I'll be the first to admit: While the pilot does its job and sets up the characters and the over-reaching story arc for the series nicely, as someone who knows how DS9 ends there are some niggling issues. The wormhole aliens (aka, The Prophets) profess repeatedly to Sisko when they have him in their clutches that they are unaware of "linear races" (the aliens don't experience time in a linear fashion, you see) and what's more, they really don't care to get to know them. While this is never retconned in an outright way, the details that emerge in later seasons pretty much shows this to be false in the details. There's an even bigger problem, which lies in Sisko himself and their reaction to him. As more of Sisko's background is revealed in the series run, their hostile reaction — not to mention the fact that they treat him like he's an unknown quantity — really doesn't make a whole lot of sense.
Other little retcons and problems are fairly minor. The Trills now look very different from their first appearance on Next Generation, mostly because they didn't want to cover Terry Farrell's model good looks under an inch of lumpy make-up. The Bajoran nose ridges are a lot more prominent than the ones we saw on Next Generation as well. But the real big retcon comes in the form of the Ferengi. From barely intelligent scavengers who are more a nuisance than anything else on Next Generation to a highly intelligent, very crafty race with complex rules governing their libertarian, free-market capitalist way of operating.
To be honest, though, the retcons of the Trills, Bajorans, and Ferengi while annoying to see the first time you watch the pilot, are actually forgivable as the series progresses. In large part, they're forgivable because DS9 gives audiences an easily fanwank-able reason: Next Generation is a Federation show, so that means everything is told from the point of view of the Federation characters.
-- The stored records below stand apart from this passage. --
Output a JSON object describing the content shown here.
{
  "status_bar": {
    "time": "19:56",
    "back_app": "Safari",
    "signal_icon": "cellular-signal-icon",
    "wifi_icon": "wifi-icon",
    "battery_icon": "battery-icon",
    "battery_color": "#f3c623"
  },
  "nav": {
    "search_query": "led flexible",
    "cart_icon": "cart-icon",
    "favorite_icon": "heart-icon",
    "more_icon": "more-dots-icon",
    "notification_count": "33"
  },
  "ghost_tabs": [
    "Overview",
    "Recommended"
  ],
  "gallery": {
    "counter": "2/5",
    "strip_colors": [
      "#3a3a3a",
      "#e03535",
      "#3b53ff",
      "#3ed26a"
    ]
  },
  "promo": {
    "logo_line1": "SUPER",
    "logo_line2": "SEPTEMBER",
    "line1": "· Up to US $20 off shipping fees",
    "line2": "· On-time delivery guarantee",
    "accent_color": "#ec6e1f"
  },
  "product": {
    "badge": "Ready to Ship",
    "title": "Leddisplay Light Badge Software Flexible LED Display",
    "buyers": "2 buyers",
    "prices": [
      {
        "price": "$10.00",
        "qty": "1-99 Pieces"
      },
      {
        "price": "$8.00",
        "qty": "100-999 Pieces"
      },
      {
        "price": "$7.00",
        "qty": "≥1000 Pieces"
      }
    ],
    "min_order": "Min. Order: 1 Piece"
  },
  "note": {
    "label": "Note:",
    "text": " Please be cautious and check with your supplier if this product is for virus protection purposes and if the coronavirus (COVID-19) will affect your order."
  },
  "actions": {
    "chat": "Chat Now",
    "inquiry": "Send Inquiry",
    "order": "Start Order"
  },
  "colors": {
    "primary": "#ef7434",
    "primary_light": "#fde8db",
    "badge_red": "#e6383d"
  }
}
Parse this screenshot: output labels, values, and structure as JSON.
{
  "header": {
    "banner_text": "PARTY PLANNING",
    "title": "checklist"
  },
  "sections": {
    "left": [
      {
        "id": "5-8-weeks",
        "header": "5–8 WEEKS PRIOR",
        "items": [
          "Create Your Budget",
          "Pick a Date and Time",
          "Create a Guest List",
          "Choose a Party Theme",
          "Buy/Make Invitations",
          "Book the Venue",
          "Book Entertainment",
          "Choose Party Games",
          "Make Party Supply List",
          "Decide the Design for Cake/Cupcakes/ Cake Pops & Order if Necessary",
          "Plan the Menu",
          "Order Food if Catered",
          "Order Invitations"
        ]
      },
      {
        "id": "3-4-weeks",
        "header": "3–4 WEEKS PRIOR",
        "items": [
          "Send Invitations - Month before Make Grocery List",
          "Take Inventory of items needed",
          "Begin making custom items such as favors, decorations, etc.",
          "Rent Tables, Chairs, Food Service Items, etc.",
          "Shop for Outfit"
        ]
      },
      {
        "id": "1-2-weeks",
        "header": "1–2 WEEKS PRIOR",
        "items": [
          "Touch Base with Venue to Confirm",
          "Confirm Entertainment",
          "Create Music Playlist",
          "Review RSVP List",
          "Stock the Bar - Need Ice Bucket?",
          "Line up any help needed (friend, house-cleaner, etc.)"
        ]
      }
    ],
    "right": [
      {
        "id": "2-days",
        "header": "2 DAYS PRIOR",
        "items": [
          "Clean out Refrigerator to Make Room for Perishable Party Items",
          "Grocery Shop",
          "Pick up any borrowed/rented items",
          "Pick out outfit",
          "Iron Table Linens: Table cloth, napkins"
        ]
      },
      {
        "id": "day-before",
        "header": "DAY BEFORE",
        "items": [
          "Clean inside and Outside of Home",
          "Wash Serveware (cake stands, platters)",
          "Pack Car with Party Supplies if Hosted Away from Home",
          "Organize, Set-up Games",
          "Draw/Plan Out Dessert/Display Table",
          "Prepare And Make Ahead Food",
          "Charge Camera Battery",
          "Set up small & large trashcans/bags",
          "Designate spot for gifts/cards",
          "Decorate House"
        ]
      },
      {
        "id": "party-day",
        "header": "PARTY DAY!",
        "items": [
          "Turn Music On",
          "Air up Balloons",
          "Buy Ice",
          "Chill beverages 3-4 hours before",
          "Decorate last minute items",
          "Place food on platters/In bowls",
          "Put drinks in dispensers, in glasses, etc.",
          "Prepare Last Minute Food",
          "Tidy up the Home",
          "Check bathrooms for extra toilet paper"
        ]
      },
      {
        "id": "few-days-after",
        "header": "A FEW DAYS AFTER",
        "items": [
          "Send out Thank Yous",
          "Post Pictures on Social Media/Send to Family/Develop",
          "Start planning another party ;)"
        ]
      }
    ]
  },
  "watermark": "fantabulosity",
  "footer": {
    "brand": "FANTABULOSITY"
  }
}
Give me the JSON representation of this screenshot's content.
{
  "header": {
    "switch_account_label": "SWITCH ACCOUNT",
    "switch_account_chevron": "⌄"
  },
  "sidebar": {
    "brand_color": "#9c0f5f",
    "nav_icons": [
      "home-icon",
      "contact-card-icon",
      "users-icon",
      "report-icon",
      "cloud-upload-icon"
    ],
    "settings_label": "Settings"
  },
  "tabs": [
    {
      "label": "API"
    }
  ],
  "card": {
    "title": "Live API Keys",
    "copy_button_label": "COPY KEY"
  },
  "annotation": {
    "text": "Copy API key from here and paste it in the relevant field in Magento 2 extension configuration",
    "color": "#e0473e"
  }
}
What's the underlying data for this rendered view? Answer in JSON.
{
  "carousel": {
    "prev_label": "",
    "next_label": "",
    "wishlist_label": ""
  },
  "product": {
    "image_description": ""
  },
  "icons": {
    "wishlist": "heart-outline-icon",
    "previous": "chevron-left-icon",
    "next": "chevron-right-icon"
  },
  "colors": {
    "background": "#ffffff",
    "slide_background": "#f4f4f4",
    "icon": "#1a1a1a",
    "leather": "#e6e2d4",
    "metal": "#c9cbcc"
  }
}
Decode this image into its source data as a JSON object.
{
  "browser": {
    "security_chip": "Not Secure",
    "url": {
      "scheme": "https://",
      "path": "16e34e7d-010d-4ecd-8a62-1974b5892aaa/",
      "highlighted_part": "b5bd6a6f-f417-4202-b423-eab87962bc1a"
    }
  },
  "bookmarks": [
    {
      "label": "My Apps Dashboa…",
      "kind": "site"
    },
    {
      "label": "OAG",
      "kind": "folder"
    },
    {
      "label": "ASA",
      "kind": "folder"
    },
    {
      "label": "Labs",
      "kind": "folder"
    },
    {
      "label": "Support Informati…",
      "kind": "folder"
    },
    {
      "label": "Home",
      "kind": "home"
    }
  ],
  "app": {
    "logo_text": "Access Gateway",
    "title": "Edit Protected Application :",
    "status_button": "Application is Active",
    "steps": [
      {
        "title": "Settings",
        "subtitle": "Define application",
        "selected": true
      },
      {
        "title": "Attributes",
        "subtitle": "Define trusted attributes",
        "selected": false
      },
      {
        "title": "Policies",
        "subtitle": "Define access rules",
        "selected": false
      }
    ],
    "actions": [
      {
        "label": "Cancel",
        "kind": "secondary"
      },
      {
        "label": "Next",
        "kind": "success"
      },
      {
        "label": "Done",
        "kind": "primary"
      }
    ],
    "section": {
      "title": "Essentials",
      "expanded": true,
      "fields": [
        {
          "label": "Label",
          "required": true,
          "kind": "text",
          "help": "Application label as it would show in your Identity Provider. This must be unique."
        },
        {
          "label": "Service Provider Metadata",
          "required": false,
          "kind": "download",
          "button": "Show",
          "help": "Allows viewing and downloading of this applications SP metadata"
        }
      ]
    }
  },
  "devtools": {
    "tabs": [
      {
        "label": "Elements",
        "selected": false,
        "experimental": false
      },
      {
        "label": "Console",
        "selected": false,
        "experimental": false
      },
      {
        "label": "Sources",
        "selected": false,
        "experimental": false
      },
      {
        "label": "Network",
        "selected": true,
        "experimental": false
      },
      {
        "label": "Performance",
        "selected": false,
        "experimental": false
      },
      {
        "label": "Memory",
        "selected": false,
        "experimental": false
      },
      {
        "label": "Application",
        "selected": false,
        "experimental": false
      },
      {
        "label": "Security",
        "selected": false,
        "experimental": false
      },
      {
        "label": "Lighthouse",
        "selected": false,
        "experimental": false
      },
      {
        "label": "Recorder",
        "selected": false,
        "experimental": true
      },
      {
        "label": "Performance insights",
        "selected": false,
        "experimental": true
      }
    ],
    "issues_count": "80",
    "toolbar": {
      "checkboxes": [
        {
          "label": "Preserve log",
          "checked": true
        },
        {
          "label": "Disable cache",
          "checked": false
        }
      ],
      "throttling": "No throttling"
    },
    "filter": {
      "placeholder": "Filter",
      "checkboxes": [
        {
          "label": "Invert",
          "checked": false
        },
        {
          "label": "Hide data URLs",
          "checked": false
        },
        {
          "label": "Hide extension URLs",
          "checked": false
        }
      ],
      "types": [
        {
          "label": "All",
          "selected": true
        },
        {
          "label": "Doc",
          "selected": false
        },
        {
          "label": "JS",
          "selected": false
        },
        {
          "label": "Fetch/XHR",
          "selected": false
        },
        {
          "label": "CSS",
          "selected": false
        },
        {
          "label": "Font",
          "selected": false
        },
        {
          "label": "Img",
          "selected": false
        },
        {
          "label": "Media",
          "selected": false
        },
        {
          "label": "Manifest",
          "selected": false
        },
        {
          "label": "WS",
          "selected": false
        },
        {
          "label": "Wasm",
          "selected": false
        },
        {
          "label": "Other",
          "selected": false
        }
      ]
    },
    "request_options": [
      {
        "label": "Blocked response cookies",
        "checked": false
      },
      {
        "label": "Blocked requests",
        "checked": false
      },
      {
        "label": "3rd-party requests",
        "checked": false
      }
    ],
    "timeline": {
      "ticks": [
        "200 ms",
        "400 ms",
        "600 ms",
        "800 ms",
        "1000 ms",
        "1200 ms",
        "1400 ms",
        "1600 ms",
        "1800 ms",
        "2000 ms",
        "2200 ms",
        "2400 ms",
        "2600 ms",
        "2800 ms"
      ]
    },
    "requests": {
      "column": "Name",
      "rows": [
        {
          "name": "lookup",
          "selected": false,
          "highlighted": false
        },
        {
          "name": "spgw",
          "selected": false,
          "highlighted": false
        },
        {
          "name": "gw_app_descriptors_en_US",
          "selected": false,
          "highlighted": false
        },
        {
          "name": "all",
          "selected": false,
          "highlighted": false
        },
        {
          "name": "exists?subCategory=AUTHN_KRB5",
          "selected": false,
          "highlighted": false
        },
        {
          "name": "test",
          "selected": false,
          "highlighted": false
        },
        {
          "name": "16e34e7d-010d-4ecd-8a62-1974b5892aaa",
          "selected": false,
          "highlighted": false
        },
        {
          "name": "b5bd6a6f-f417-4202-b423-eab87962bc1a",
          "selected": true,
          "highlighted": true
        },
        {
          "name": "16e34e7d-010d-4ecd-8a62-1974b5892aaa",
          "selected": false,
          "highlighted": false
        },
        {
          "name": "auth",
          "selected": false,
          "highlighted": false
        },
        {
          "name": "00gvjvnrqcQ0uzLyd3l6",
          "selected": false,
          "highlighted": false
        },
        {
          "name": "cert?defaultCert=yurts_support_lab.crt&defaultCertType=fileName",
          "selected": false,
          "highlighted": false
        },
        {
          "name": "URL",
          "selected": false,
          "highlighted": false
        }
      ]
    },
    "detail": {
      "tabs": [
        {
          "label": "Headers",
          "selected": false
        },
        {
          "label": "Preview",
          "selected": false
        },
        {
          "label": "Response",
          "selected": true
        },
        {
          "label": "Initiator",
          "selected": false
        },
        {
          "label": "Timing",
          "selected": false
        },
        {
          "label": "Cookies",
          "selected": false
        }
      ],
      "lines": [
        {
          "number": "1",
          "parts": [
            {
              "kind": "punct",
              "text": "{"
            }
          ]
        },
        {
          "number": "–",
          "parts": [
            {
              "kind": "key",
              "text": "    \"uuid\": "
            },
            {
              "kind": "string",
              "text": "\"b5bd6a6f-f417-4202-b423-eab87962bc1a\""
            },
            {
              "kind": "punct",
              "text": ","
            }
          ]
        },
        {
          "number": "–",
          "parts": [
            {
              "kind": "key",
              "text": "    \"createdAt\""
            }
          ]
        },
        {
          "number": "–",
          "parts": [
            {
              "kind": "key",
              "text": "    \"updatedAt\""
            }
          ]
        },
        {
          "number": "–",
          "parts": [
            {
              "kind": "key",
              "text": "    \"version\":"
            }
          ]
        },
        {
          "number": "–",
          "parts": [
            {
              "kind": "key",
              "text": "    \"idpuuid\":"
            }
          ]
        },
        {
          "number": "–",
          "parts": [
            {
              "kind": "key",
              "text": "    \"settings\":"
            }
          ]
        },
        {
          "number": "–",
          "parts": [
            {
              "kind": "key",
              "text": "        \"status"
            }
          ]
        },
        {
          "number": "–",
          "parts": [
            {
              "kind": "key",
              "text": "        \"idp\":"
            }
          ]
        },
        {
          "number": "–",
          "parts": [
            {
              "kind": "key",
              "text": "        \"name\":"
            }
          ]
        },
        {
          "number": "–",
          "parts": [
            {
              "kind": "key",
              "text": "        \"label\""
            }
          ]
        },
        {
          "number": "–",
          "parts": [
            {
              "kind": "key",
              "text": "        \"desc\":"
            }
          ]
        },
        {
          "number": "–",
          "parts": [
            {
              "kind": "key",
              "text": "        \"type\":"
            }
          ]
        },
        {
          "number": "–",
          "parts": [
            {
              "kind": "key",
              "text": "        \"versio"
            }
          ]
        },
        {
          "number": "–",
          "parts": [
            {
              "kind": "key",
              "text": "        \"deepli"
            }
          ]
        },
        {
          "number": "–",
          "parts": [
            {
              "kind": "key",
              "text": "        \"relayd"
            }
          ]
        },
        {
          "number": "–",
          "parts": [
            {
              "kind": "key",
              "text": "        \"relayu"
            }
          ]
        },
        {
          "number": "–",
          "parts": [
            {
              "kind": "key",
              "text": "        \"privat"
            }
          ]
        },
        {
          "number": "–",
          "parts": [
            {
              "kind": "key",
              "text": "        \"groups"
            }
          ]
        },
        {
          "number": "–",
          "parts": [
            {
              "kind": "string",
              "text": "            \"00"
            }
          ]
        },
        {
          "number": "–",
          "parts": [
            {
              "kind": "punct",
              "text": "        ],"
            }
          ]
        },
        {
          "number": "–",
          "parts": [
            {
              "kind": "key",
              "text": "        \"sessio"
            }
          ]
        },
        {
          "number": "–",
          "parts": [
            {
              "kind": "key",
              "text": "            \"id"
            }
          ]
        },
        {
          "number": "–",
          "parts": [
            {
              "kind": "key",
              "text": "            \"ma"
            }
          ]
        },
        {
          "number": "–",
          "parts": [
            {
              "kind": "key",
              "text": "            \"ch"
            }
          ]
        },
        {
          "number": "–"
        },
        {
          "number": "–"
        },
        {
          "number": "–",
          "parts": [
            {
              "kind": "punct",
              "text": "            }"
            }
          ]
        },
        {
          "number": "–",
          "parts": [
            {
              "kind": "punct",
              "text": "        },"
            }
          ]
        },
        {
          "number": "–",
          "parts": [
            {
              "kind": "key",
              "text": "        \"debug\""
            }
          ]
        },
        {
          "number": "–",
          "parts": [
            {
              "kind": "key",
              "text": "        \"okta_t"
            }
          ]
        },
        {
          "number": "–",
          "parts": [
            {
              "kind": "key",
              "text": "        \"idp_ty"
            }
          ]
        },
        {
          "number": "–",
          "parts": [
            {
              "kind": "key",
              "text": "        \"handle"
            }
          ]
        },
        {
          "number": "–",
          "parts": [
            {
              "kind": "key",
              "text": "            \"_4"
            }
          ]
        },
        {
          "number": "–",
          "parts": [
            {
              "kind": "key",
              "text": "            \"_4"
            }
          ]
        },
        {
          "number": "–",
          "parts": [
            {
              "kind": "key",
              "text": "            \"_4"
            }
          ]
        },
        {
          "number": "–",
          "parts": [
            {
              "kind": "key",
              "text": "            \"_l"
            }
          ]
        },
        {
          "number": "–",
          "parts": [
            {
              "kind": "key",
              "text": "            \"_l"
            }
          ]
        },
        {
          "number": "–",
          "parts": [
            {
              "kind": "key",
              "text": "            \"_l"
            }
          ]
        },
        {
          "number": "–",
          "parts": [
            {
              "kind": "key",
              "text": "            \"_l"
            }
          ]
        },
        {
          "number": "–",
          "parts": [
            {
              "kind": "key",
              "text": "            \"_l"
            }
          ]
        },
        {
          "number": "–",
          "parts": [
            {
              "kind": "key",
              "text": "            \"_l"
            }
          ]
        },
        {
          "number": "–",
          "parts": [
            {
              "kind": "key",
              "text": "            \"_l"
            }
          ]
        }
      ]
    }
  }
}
Deep Space Nine, for all its relatively minor faults, is not a Federation show. As a result, we are now dealing with the alien races within their own context and taking their view of matters into account. And that makes all the difference.
Some interesting general observations of "Emissary, Part 1 and 2:"
- There's some really great character dialog used to introduce everyone. Some of the lines uttered, especially by the Starfleet characters, are downright funny. It shows the sly sense of humor of the writing staff and the comic timing of some of the actors.
- Sisko immediately shows that he's not exactly your typical Starfleet officer when he blackmails bar-owner Quark into staying on DS9, even though Quark is convinced that it's a bad idea because it puts both his profit and his personal safety at risk.
- The very astute observation by both Kira and Quark that the provisional government is on the brink of collapse, which mens that all the Bajoran factions that pulled together to fight off the Cardassians will then turn on each other. That means the threat of a very bloody civil war is hovering dangerously over Bajor's future.
- Quark's even more astute observation that when governments fall, people like him are usually the first ones to get shot by the locals.
- Terrorist acts carried out against an occupying power is seen as a good thing. Being called a terrorist (or former terrorist) is worn as a badge of pride. Personally, I can't see this same sentiment showing up in a television series being produced in the U.S.'s current political climate, can you?
- The wormhole alien sequence does have its cheesy moments, but all minor cheese is wiped away thanks to the deft visual illustration of what "You have always been here" (the line uttered by Kosh in B5) actually means — at least in the Star Trek universe.
Overall, I think this re-watch started off with a bang. I can't wait to move on to the rest of Season 1.